The land of unlimited opportunity – for a long time it was impossible for me to reach. The Berlin Wall, barbed wire and the order to shoot those who tried to leave limited my access to the free world. So I had to create my own picture of the United States from films and books, some of which were smuggled in from the West by relatives.
What did I see and what did I read? What was I passionate about? I was passionate about the American dream – the opportunity for everyone to be successful, to make it in life through their own personal effort. I, like many other teenagers, was passionate about a certain brand of jeans that were not available in the GDR and which my aunt in West Germany regularly sent to me.
I was passionate about the vast American landscape which seemed to breathe the very spirit of freedom and independence. Immediately in 1990 my husband and I travelled for the first time in our lives to America. We will never forget our first glimpse of the Pacific Ocean. It was simply gorgeous.
I was passionate about all of these things and much more, even though until 1989 America was simply out of reach for me. And then, on November 9, 1989, the Berlin Wall came down. The border that for decades had divided a nation into two worlds was now open.
And that is why for me today is, first of all, the time to say thank you. I thank the American and Allied pilots who heard and heeded the desperate call of Berlin's mayor Ernst Reuter as he said: "People of the world ... look upon this city."
For months, these pilots delivered food by airlift and saved Berlin from starvation. Many of these soldiers risked their lives doing this. Dozens lost their lives. We will remember and honour them forever.
I thank the 16 million Americans who have been stationed in Germany over the past decades. Without their support as soldiers, diplomats and generally as facilitators it never would have been possible to overcome the division of Europe. We are happy to have American soldiers in Germany, today and in the future. They are ambassadors of their country in our country, just as many Americans with German roots today act as ambassadors of my country here.

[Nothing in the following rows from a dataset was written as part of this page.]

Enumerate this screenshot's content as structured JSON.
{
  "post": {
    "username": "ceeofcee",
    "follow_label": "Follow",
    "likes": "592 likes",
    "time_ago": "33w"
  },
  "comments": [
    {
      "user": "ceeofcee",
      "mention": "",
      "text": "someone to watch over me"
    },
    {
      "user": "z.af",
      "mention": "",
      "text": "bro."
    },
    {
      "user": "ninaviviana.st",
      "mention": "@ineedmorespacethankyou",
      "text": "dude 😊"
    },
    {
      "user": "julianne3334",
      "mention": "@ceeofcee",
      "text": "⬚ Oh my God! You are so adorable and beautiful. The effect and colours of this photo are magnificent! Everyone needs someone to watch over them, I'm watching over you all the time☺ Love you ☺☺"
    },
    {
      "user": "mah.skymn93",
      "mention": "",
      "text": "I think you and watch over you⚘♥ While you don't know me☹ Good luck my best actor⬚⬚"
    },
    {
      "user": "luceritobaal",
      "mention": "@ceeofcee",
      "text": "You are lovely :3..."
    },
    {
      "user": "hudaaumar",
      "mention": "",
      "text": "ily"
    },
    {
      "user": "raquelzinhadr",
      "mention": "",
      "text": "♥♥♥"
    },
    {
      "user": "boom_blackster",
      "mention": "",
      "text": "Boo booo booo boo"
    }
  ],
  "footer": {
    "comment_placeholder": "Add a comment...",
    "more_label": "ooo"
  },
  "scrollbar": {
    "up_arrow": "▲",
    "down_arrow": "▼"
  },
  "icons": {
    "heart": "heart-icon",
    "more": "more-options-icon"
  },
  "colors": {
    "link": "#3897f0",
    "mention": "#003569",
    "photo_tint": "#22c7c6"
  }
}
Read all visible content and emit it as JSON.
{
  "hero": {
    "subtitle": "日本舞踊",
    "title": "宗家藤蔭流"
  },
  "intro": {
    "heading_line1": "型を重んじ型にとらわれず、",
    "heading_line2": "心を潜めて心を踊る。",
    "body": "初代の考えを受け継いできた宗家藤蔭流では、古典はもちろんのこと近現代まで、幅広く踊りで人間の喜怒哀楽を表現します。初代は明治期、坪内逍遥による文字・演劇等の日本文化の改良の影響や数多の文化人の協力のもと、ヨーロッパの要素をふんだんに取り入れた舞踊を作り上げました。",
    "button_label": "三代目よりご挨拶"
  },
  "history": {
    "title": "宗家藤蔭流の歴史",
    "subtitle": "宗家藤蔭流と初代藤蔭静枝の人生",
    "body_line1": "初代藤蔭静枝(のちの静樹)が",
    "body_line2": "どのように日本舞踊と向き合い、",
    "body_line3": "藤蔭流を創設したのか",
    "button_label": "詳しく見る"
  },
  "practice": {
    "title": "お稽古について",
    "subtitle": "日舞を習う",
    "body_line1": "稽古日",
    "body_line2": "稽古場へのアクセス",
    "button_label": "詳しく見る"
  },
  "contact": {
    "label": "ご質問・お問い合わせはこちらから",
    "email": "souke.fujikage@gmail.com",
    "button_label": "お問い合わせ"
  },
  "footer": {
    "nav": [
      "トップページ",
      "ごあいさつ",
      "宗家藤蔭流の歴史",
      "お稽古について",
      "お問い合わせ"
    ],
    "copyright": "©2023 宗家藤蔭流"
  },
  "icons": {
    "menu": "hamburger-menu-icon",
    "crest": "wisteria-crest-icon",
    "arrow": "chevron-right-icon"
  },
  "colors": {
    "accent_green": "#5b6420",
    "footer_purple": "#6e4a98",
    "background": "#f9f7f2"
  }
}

Taken from the German Chancellor's address to the US Congress on TuesdayReuse content